It’s 2044 and the only respite from the bleakness of daily life is logging into the virtual utopia that is the OASIS. When the OASIS’s creator James Halliday dies, a video is released offering riches and wealth to the player who finds the Easter egg Halliday has hidden inside his game. Wade Watts – your everyday geeky, gamer teenager – takes up the quest to be the first to find the egg. This is his story. (Minor spoilers below.)
In many ways Ready Player One is a typical story. You get together a band of ragtag underdogs, give them a mission, and see how they work together to accomplish it while learning about trust and friendship along the way. It’s basically the plot of every single John Hughes movie. Ernest Cline does not stray from the scripts he clearly loves and there’s little new to be found here. So closely does he mimic these tales of unlikely friendship that it was entirely obvious which direction the story was going to take and there were no surprises at the end. If you’ve seen a teenage 80s movie, you know exactly how things are going to go here.

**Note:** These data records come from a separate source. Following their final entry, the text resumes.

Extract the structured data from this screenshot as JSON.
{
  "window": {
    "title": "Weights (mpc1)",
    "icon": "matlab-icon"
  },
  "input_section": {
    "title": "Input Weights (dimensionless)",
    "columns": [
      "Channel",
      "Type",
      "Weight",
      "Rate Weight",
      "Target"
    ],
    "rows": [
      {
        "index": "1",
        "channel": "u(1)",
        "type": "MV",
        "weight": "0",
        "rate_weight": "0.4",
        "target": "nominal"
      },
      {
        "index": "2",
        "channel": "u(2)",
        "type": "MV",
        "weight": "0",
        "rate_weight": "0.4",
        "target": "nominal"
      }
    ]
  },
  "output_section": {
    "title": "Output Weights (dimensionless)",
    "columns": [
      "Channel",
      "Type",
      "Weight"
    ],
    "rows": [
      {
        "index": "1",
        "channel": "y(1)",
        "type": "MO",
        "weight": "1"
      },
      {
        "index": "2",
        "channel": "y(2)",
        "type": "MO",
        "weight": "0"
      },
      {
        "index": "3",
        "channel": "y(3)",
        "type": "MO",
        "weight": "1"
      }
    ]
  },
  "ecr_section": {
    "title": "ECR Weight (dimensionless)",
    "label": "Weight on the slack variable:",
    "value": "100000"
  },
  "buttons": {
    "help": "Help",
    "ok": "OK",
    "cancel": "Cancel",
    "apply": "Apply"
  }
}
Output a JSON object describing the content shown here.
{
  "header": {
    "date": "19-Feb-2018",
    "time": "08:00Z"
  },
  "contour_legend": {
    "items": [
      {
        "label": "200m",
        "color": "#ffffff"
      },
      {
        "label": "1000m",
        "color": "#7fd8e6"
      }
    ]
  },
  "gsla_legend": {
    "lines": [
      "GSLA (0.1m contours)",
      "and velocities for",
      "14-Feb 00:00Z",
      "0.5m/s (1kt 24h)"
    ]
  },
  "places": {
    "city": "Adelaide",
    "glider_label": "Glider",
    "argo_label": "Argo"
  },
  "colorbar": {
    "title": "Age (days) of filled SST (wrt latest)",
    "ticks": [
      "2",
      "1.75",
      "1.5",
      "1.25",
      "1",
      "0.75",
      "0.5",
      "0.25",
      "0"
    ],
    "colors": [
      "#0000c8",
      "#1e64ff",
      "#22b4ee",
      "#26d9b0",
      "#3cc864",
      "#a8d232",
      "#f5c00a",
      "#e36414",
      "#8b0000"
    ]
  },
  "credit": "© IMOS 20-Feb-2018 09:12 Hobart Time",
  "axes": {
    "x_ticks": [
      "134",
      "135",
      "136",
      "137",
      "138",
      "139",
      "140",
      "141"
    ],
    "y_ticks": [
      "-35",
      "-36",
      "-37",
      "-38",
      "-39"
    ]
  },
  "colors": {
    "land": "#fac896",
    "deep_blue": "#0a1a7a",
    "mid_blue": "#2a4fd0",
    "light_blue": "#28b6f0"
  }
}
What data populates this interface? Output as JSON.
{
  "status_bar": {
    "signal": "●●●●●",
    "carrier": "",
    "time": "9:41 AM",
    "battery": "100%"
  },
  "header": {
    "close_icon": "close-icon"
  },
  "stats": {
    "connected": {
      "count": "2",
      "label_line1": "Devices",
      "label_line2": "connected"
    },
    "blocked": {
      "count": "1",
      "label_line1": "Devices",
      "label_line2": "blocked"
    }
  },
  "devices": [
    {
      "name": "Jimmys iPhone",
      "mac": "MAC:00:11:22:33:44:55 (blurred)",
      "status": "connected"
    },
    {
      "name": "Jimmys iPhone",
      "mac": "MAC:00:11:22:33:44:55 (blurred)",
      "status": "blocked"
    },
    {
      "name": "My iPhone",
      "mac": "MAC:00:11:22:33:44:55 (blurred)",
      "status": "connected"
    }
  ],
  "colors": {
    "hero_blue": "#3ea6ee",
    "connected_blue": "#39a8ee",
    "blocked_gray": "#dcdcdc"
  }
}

This love of the 80s may be the book’s greatest attribute and biggest downfall. As a child of the 80s, I wholly appreciated seeing the names of cartoons and cereals and movies and games that populated my youth. Even if I wasn’t obsessed with video games myself, I enjoyed the trip down cultural memory lane. However, I less enjoyed the fact that Cline focused so much of his energy on imbuing every page with 80s nostalgia that he failed to create a compelling storyline. I rolled my eyes in particular at the presence of a love story in the middle of what is otherwise an adventure quest. For the majority of the book there is only one female character and, of course, Wade immediately falls in love with her. Now, you might say that a nerd like Wade falling for the only girl he’s ever met is entirely realistic, and you may be right. What’s it not, however, is interesting.
Moreover, I found Cline’s assertion that prejudice is avoidable in the OASIS to be trite and, frankly, objectionable. If a woman can present her avatar as a man, that does not mean sexism ceases to exist. If a gay person can present their avatar as straight, homophobia is still a threat. If a person of color can present their avatar as white, racism has not ended. When we ignore the problems of our differences by cloaking ourselves as the majority party, we have not dodged discrimination – we have become complicit in it. I understand the idea that Cline is attempting to present is none of that stuff matters when you really get to know to a person, but the way he goes about doing it is poorly handled and the story would have been better had he not included any of it at all.
That said, I didn’t find Ready Player One to be entirely without merit. It was a fairly enjoyable read and I think it offers a distinct sense of sentimental escapism that many of us need nowadays. Everyone likes to root for the underdog and Wade is as worthy a protagonist as any. We can all identify with the desire to shirk our problems and immerse ourselves in a world devoid of reality. Whether the virtual is better than the real is the ultimate question here.